In El Corte Ingles v Wolverine World Wide, Inc, the much beloved logo of Hush Puppies (hereinafter, hound) has survived a non-use attack in Europe in some key classes.
Although WWW was ultimately successful in partially defending the non-use action, the case is a reminder of the much higher burden faced in saving a Community Trade Mark registration from being removed for non-use, as compared to the position in Australia. It also underscores the importance of animal brands in the fashion market (speaking of which, our earlier note on the battle of the British bird brands can be seen here).
Background and decision
WWW filed for the hound (in the form shown below) as a CTM on April Fool’s Day, 1996 in respect of a broad range of goods and services.
El Corte filed a non-use application in March 2012 against the entire registration.
OHIM’s Cancellation Division upheld the removal action in respect of a number of classes of goods, but considered that WWW had made genuine use in respect of certain goods in classes 3, 14, 18, 21, 25 and 28.
El Corte appealed.

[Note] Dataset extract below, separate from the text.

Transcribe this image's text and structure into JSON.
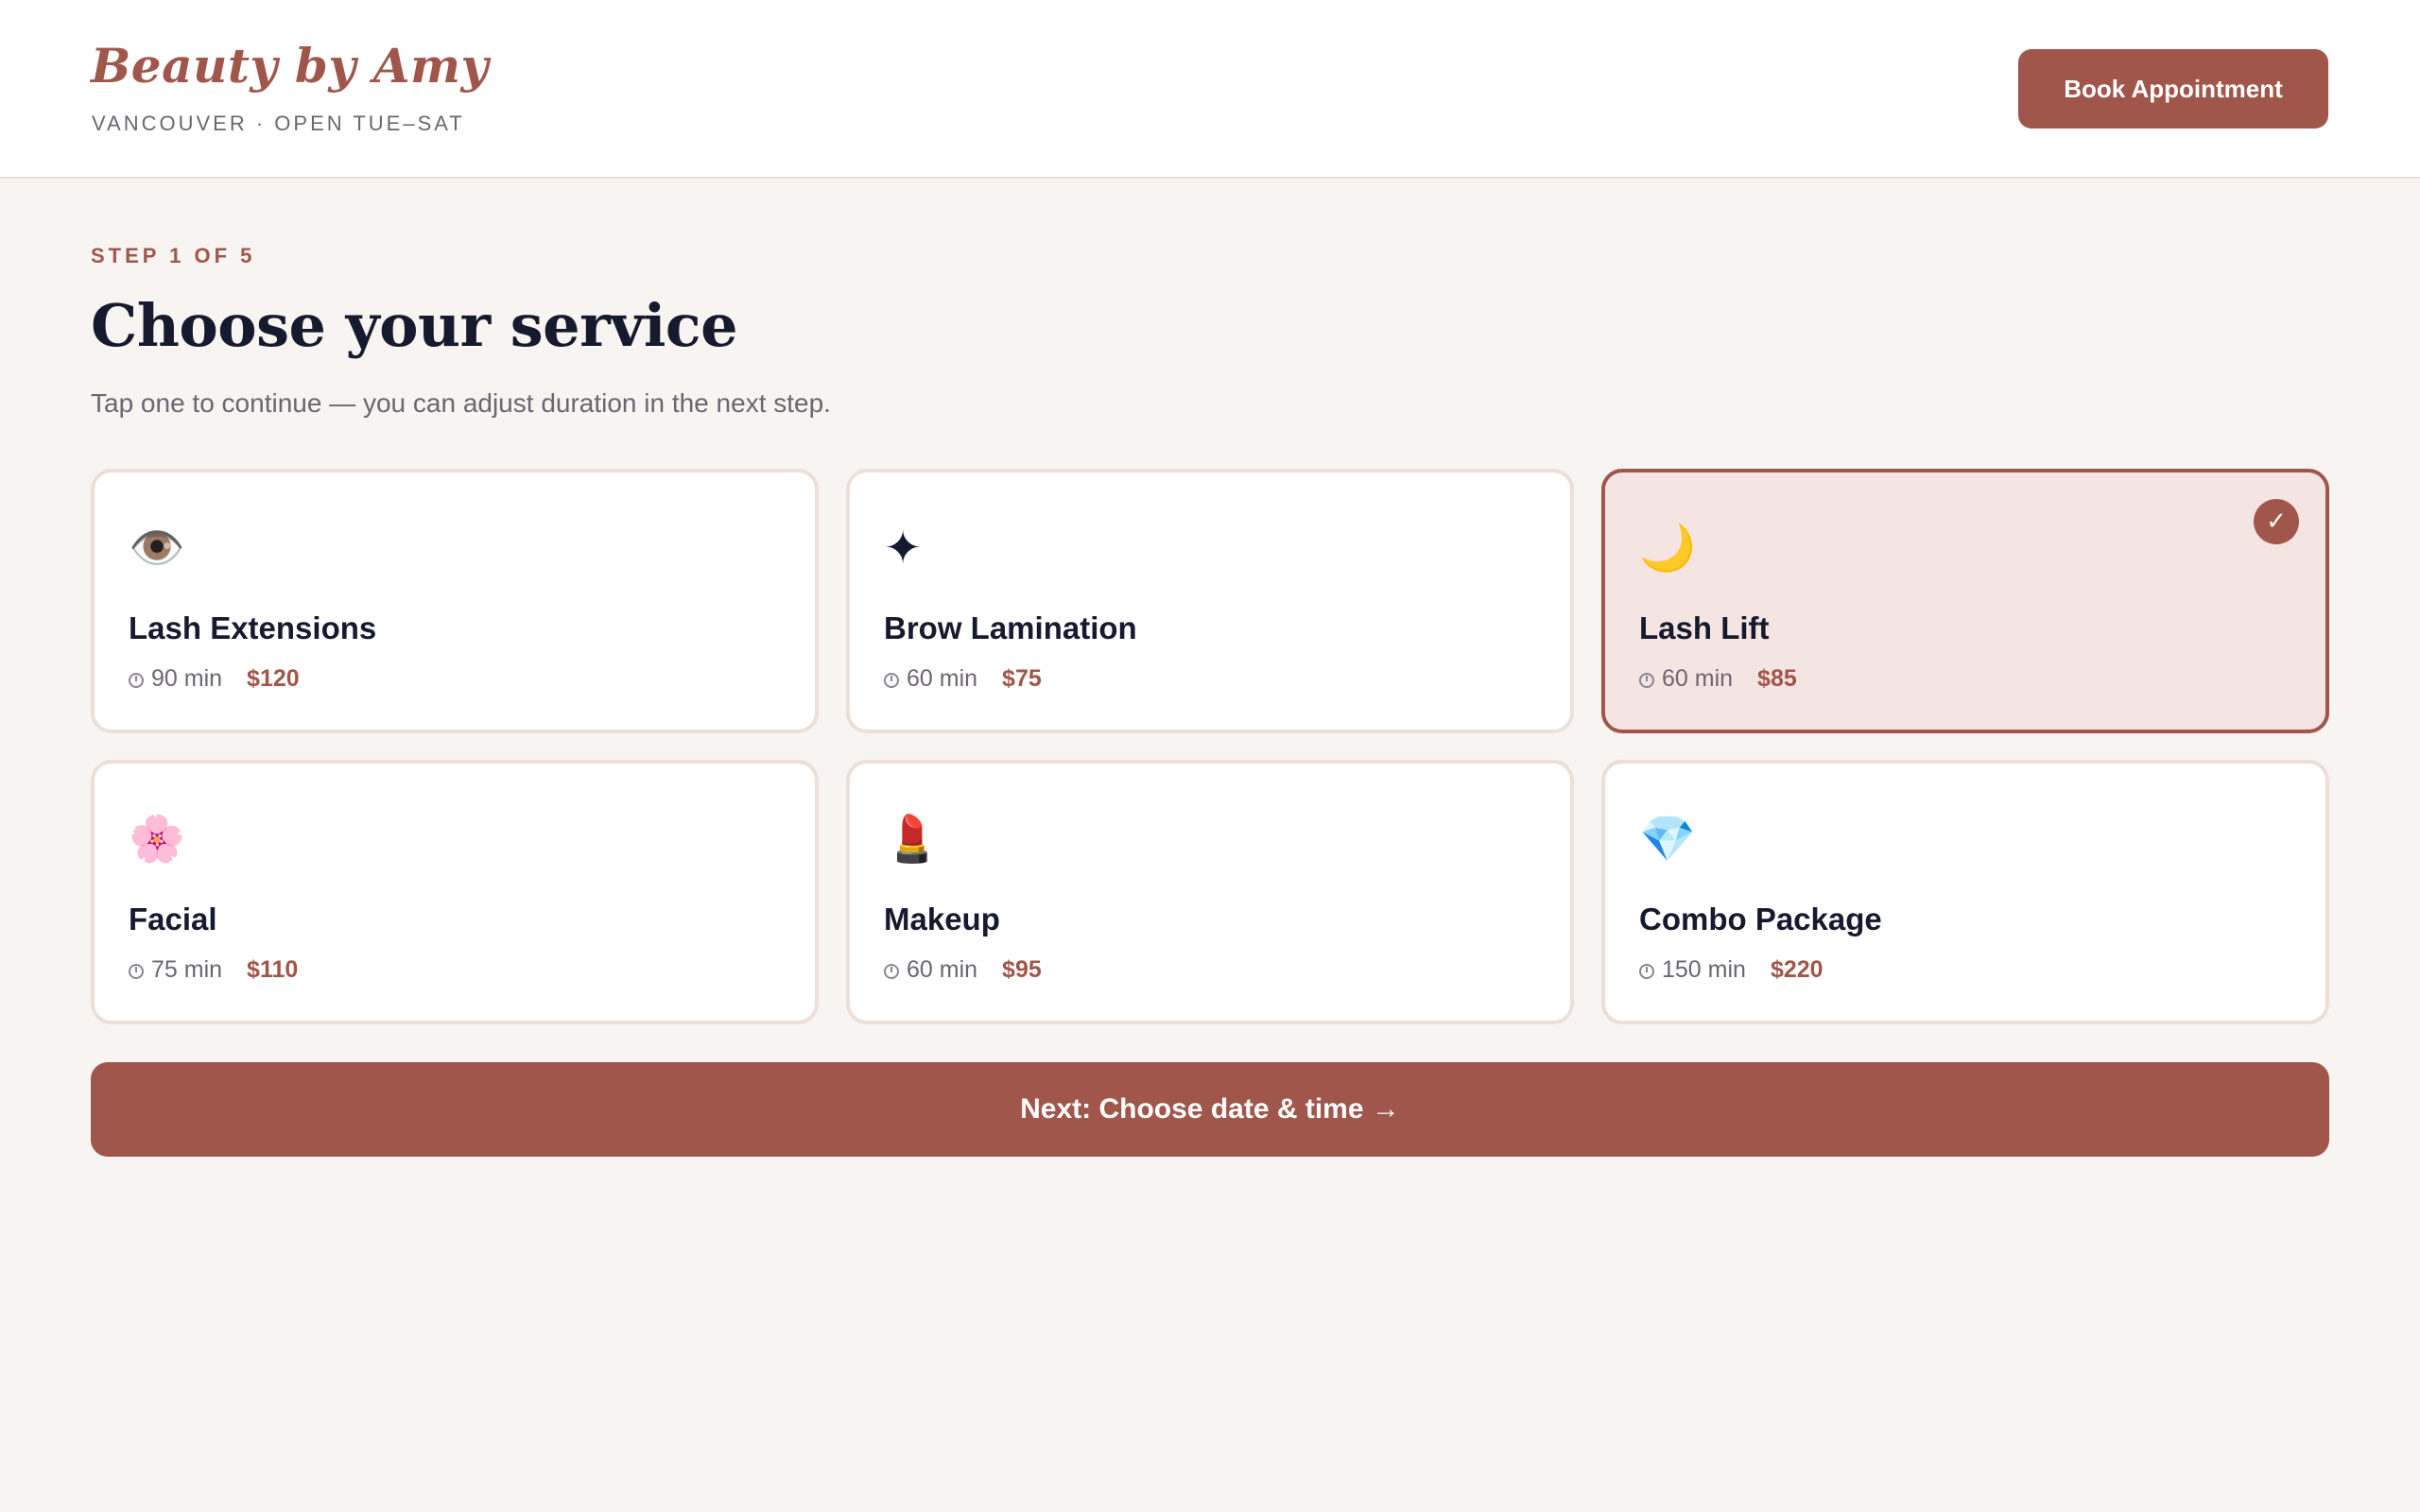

It argued that:
(a) the mark as used was materially different from the mark registered, because it was accompanied by additional word elements;
(b) the mark was not used within the relevant period (2 March 2007 to 1 March 2012);
(c) the geographic extent of use was insufficient; and
(d) the evidence was deficient as regards the commercial volume, duration and frequency of use during the relevant period.
As regards (a), the 2nd Board recounted that use of a mark that does not alter the distinctive character of the mark as registered could be relied on by WWW. The decision include some examples of the use of the hound (or variations) including the following (there were also other examples of use, including those in which the mark was “in the shape of a live dog”!):
The 2nd Board considered that in most cases, and although the mark as used varied, the image of the hound “clearly dominates the marks” (eg. as the additional elements were of smaller size or were descriptive). The image of the hound had an “independent function”. The 2nd Board was comfortable that the mark (or a mark that did not alter the distinctive character of the mark as registered) had been used.
A global assessment of the evidence, including an affidavit from WWW’s Deputy General Counsel and sales figures, invoices, internet printouts and catalogues, led to the 2nd Board also rejecting El Corte’s arguments (b), (c) and (d).
The non-use action failed for the specified goods.
Readers comparing the reasoning against non-use decisions in Australia will immediately notice the quite significant lengths that WWW went to in terms of its evidence of use of the hound. Brand owners that have taken steps to protect their mark in Europe should be mindful of this in terms of ensuring that full details of use in Europe are accessible, factoring in the need to provide solid evidence of the place, time, extent and nature of use (in defending a non-use action, and if required to prove use in the context of an opposition or invalidity action against third parties [if applicable]).
The (likely very relieved) hound was unavailable for comment.
The decision can be seen here.